Your healthcare provider has requested that you undergo a fallopian tube recanalization. You likely had a prior hysterosalpingogram (HSG) showing a blockage in either one or both of your fallopian tubes. During this procedure, a wire will be passed into the blocked fallopian tube in an attempt to resolve the obstruction.
How Should I Prepare?
You should not eat or drink anything for six hours prior to your procedure. You may take your medications as directed. Speak to your doctor if you need to adjust your insulin dosing. Prior to your procedure, you should make sure all medications and allergies are updated. If you are on a blood thinner you may be requested to stop that medication for a period of time. You will want to arrange for a ride home from a responsible adult afterwards should you require sedation.
How is the Procedure Performed?
The procedure will be performed by an interventional radiologist, who is a physician with specific training in image-guided procedures. The procedure will be performed under fluoroscopy (x-ray). Intravenous medications may be given to make you more comfortable and relaxed. This is called conscious sedation.
To begin, a speculum is inserted into the vagina similar to a routine pelvic exam. A small tube (catheter) will then be placed into the opening of the cervix. Dye is injected and x-ray pictures are taken to show whether the fallopian tubes are blocked. A small wire is then advanced through a blocked tube in an attempt to open it. The wire and speculum are then removed. The x-ray dye is clear and will naturally flow out of the vagina.
What should I expect after the procedure?
Following the procedure, you will be monitored for a period of time for any complications.

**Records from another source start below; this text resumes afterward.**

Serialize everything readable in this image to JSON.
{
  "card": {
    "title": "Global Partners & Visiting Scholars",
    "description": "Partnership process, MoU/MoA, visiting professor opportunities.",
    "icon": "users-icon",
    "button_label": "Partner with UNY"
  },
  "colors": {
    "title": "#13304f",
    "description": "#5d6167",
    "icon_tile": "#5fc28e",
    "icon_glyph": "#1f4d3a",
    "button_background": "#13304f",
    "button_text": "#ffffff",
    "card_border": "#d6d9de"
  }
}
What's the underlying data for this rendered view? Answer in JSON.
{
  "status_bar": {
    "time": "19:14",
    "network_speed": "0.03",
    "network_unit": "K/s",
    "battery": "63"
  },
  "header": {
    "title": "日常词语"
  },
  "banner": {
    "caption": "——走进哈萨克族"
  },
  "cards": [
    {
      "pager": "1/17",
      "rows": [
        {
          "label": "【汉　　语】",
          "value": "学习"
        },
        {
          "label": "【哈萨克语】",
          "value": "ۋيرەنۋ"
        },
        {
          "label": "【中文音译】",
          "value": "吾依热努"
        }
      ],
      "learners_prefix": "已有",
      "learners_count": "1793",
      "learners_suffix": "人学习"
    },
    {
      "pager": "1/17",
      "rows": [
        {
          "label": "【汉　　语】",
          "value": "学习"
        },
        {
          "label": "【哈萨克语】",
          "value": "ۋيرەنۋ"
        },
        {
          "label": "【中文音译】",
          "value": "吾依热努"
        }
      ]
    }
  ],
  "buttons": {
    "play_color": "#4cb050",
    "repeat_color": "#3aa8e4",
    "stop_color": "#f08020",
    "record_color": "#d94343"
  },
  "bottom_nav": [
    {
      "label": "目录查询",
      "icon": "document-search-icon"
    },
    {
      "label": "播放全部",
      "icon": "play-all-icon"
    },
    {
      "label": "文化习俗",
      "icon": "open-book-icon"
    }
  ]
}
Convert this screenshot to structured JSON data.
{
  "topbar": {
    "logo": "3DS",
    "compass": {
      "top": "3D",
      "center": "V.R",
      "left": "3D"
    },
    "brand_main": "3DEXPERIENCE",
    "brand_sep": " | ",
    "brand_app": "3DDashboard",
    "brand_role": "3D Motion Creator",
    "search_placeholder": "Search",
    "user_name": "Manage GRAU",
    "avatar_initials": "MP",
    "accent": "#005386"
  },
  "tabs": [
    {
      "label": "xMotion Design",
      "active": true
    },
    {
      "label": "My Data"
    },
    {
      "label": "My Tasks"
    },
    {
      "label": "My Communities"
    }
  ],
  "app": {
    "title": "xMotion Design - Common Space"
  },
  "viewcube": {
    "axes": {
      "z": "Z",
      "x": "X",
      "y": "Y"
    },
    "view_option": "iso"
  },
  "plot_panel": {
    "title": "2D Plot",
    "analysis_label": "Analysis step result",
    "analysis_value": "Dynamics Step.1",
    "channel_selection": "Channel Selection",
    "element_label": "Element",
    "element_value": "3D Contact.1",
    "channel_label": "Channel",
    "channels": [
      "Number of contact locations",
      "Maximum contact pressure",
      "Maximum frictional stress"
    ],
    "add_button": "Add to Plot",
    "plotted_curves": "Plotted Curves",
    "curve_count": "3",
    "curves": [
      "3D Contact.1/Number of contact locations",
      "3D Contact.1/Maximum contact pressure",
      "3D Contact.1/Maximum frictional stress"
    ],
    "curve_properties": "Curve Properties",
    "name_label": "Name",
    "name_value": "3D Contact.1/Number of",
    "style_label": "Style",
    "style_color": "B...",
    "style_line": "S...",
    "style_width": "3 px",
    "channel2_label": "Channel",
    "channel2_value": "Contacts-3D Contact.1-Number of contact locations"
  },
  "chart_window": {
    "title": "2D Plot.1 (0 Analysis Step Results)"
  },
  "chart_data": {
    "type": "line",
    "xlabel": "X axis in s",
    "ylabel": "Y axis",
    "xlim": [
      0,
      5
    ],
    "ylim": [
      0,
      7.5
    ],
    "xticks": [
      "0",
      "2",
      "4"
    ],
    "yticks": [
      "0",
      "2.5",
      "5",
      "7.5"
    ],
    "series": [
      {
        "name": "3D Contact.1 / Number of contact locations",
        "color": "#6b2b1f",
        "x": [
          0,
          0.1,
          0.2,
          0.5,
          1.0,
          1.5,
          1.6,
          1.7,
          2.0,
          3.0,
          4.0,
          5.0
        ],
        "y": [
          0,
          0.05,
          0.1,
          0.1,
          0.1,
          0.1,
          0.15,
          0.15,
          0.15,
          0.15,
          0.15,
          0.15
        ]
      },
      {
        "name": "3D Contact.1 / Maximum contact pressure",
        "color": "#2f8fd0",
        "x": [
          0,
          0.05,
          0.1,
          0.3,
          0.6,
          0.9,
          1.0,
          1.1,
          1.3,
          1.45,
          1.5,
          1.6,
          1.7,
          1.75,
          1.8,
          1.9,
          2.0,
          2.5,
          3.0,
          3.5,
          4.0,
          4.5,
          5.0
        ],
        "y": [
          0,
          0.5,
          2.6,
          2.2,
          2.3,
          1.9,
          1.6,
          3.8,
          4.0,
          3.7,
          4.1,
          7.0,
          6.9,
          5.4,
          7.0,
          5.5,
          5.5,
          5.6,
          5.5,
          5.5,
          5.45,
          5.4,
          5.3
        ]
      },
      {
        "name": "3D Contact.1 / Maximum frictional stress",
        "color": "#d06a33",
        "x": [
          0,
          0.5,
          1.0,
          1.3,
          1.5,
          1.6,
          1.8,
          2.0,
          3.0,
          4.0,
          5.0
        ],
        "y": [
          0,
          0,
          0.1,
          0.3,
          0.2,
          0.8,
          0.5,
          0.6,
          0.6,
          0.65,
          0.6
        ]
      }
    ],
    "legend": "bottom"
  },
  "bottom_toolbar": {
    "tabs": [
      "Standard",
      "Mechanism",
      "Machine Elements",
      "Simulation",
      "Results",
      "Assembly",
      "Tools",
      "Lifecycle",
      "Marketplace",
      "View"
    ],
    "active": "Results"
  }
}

It is normal to have a small amount of bleeding and vaginal discharge for a day or two following the procedure.